Young people are streetwise, savvy and know when they’re being lied to. They are also far more clued-up, far more ambitious than I ever was at their age. As a result, I have admiration for them. I like their forthright attitude, their sassiness, their temerity, their ability to see through this educational magic trick in which we’re all complicit.
Financially, pursuing a degree qualification makes little sense, especially as there are so many new ways of making money.
For instance, young people these days know they can make a decent living by being a hit on the internet. They can broadcast themselves on YouTube – discussing games, make-up, clothes and fashion, music and dance and sports like football. Many of them can see other millionaire YouTubers making more money in a month (by getting likes and subscribers) than most teachers can make in a year.
Of course, this phenomenon is just an illusion, a pipe dream. But, to young people, the prospect of quick money and fame is enticing. If people like the Kardshanians can become celebrities by simply being famous, what reason is there for them to pursue education or any of the limited number of vocational courses currently on offer by further education colleges?
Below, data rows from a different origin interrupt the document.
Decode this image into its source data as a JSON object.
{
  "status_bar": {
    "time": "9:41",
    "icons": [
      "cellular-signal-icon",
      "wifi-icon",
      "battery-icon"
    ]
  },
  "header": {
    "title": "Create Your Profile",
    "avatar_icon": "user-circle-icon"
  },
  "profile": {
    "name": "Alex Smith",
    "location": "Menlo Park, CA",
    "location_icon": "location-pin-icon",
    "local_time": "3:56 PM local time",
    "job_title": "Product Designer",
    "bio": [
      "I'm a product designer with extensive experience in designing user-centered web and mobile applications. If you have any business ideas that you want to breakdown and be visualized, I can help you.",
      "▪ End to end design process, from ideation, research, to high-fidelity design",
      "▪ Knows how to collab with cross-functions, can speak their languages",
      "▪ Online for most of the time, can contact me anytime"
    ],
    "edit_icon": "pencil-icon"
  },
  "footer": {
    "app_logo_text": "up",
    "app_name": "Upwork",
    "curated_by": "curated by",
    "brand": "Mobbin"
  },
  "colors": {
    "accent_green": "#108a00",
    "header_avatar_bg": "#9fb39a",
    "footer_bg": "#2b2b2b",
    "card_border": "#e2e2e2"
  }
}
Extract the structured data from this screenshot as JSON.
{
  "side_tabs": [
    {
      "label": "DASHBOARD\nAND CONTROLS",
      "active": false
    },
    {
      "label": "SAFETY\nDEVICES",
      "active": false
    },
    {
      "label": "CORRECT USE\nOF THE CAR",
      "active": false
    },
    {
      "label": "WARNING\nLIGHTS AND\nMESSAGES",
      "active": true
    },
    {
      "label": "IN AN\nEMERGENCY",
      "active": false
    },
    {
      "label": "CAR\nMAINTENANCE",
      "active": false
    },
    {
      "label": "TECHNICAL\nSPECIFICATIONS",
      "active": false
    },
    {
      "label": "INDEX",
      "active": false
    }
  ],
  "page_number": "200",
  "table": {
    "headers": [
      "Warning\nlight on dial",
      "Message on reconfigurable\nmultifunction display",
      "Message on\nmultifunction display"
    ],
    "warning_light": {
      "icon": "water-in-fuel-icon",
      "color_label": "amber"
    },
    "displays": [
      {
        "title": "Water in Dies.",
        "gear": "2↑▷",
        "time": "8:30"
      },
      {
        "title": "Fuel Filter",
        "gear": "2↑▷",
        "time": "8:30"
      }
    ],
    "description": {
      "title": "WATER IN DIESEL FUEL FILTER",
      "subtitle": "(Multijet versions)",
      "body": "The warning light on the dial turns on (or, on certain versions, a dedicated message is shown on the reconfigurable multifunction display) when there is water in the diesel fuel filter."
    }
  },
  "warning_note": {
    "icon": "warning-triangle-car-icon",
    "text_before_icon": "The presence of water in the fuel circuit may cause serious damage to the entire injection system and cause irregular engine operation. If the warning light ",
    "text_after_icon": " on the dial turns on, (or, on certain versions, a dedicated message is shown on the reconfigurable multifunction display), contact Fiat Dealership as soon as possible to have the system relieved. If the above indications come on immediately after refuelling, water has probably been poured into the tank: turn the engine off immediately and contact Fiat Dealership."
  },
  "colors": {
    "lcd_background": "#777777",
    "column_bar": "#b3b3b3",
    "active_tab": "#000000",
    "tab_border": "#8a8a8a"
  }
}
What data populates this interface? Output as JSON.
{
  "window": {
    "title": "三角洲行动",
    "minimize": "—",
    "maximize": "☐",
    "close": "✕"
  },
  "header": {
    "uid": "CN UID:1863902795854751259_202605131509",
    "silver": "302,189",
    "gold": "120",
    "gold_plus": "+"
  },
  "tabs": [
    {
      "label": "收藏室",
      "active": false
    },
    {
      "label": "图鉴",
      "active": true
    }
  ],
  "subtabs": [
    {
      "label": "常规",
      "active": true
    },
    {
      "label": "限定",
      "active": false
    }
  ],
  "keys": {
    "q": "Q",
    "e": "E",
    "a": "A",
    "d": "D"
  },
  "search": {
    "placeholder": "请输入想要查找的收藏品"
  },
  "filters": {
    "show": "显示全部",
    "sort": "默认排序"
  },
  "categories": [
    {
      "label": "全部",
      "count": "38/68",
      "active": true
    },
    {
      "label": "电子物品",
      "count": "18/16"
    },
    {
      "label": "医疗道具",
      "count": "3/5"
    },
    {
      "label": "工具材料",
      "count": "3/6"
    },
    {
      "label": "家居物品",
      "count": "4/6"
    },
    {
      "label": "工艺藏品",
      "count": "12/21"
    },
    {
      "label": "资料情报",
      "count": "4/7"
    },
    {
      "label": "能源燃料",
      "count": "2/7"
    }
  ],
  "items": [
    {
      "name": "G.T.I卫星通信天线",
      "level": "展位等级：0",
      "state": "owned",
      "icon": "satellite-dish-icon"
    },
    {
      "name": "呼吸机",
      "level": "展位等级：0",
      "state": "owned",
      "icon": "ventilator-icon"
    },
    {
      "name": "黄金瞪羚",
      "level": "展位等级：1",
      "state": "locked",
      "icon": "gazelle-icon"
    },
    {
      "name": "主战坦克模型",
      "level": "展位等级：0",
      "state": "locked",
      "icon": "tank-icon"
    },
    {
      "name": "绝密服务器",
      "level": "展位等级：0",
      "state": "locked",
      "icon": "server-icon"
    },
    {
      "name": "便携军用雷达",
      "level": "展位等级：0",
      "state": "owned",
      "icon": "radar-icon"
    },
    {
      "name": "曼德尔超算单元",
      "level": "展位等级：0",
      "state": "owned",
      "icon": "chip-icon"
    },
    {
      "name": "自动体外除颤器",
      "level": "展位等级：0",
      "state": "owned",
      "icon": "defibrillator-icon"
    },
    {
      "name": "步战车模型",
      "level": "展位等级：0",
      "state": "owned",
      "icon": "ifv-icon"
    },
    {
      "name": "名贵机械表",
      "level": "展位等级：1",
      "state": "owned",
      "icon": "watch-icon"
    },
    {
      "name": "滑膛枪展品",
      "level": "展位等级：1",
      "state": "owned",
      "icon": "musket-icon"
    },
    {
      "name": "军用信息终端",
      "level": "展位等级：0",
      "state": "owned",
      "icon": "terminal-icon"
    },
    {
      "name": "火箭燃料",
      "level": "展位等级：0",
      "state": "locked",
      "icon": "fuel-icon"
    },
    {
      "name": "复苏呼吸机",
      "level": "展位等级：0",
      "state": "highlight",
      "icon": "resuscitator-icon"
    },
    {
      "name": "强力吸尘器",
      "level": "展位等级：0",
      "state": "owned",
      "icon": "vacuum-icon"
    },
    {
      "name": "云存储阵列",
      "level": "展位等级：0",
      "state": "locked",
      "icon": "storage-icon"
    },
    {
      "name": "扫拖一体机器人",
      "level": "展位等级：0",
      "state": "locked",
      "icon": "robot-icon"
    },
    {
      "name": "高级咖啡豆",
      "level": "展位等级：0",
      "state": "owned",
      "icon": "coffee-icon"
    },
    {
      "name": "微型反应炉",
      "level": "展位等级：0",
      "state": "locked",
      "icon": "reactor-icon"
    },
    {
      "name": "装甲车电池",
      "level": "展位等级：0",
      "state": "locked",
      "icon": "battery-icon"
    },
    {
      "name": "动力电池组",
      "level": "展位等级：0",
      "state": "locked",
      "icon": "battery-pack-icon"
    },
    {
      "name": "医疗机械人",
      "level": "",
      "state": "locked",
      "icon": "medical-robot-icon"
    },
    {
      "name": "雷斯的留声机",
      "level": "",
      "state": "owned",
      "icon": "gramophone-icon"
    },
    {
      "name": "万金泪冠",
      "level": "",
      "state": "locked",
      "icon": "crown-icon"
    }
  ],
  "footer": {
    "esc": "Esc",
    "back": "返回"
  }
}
The vicious circle of poverty
Politicians, educationalists and policymakers have got to provide young people with an alternative – something that will help them get out of the vicious circle of poverty.
Politicians need to provide young people with decent, well-paid jobs. If we are serious about wanting to tackle the depth of scourge in our society – such as knife crime – then we need to provide young people with real prospects, not just politicians' promises. We need to give them jobs with salaries to make sure they can support themselves and their families.
How much longer are we going to carry on pumping up the service industry? How much longer are we going to rely on foreign exports because our own industries are no longer financially viable? Or how much longer are we going to sacrifice home-bred talent and skills from working-class young people ostensibly on the grounds that they’re not polished enough or don’t have the right accent?
It’s not that our teenagers don’t want to work, nor do they lack the intelligence or education to stack shelves in a supermarket. What youngsters want – what we all want – is a good future for ourselves and our children. We all want a fairer society, with equal opportunities for success and social mobility.
The repetition of the old mantra about education, education, education is no longer going to wash – not with society at large and certainly not with our young people. Unless we tackle poverty and social mobility in a purposeful and meaningful way, we are going to maintain the chasm that exists between the rich elite and the poorer classes. And that is not the kind of society that would benefit us or our country’s future.
Dr Roshan Doug is a visiting professor, strategist and educational consultant at the University of Birmingham